### WHAT IS EXPECTED
Without including any pictures, write out all the records word for word.

### RECORDED INFORMATION

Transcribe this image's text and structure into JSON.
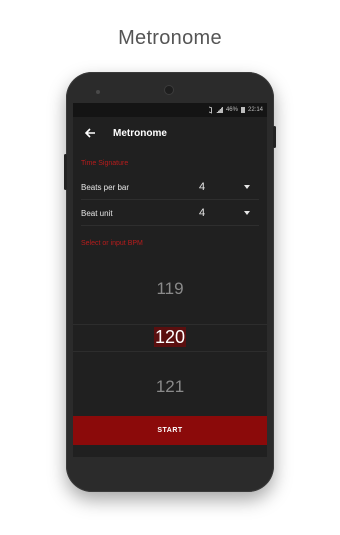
{
  "store_listing": {
    "title": "Metronome"
  },
  "status_bar": {
    "battery": "46%",
    "time": "22:14"
  },
  "toolbar": {
    "title": "Metronome"
  },
  "time_signature": {
    "header": "Time Signature",
    "beats_per_bar": {
      "label": "Beats per bar",
      "value": "4"
    },
    "beat_unit": {
      "label": "Beat unit",
      "value": "4"
    }
  },
  "bpm": {
    "header": "Select or input BPM",
    "previous": "119",
    "selected": "120",
    "next": "121"
  },
  "start_button": {
    "label": "START"
  },
  "colors": {
    "accent": "#b71c1c",
    "button": "#8b0a0a",
    "background": "#202020"
  }
}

### WRITTEN ANSWER
Transcribe this image's text and structure into JSON.
{
  "store_listing": {
    "title": "Metronome"
  },
  "status_bar": {
    "battery": "46%",
    "time": "22:14"
  },
  "toolbar": {
    "title": "Metronome"
  },
  "time_signature": {
    "header": "Time Signature",
    "beats_per_bar": {
      "label": "Beats per bar",
      "value": "4"
    },
    "beat_unit": {
      "label": "Beat unit",
      "value": "4"
    }
  },
  "bpm": {
    "header": "Select or input BPM",
    "previous": "119",
    "selected": "120",
    "next": "121"
  },
  "start_button": {
    "label": "START"
  },
  "colors": {
    "accent": "#b71c1c",
    "button": "#8b0a0a",
    "background": "#202020"
  }
}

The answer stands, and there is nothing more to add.